◆ Supplied material ◆
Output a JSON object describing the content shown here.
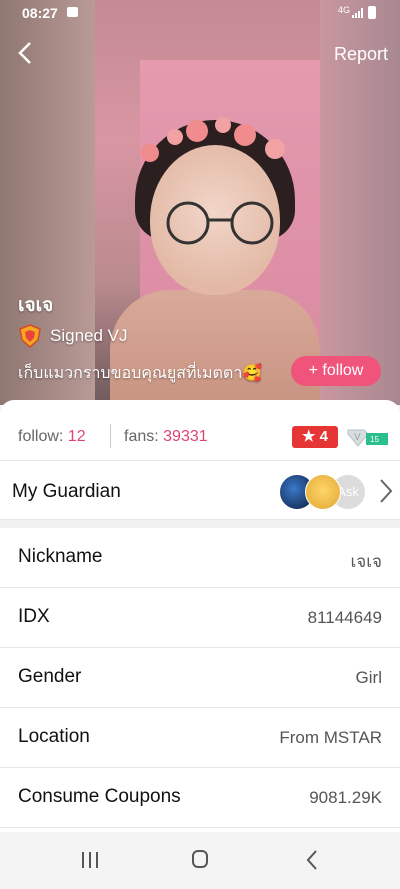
{
  "status": {
    "time": "08:27",
    "network": "4G"
  },
  "header": {
    "back_icon": "chevron-left-icon",
    "report_label": "Report"
  },
  "profile": {
    "name": "เจเจ",
    "signed_label": "Signed VJ",
    "bio": "เก็บแมวกราบขอบคุณยูสที่เมตตา🥰",
    "follow_label": "+ follow"
  },
  "stats": {
    "follow_label": "follow: ",
    "follow_value": "12",
    "fans_label": "fans: ",
    "fans_value": "39331",
    "level": "★ 4",
    "vip_label": "V",
    "vip_level": "15"
  },
  "guardian": {
    "label": "My Guardian",
    "ask_label": "Ask"
  },
  "details": [
    {
      "key": "Nickname",
      "value": "เจเจ"
    },
    {
      "key": "IDX",
      "value": "81144649"
    },
    {
      "key": "Gender",
      "value": "Girl"
    },
    {
      "key": "Location",
      "value": "From MSTAR"
    },
    {
      "key": "Consume Coupons",
      "value": "9081.29K"
    }
  ],
  "colors": {
    "accent": "#e0456f",
    "follow_button": "#f0547b",
    "level_badge": "#e53534",
    "vip_badge": "#2bbf8c"
  }
}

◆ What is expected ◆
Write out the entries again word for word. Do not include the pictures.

◆ Response below ◆
Output a JSON object describing the content shown here.
{
  "status": {
    "time": "08:27",
    "network": "4G"
  },
  "header": {
    "back_icon": "chevron-left-icon",
    "report_label": "Report"
  },
  "profile": {
    "name": "เจเจ",
    "signed_label": "Signed VJ",
    "bio": "เก็บแมวกราบขอบคุณยูสที่เมตตา🥰",
    "follow_label": "+ follow"
  },
  "stats": {
    "follow_label": "follow: ",
    "follow_value": "12",
    "fans_label": "fans: ",
    "fans_value": "39331",
    "level": "★ 4",
    "vip_label": "V",
    "vip_level": "15"
  },
  "guardian": {
    "label": "My Guardian",
    "ask_label": "Ask"
  },
  "details": [
    {
      "key": "Nickname",
      "value": "เจเจ"
    },
    {
      "key": "IDX",
      "value": "81144649"
    },
    {
      "key": "Gender",
      "value": "Girl"
    },
    {
      "key": "Location",
      "value": "From MSTAR"
    },
    {
      "key": "Consume Coupons",
      "value": "9081.29K"
    }
  ],
  "colors": {
    "accent": "#e0456f",
    "follow_button": "#f0547b",
    "level_badge": "#e53534",
    "vip_badge": "#2bbf8c"
  }
}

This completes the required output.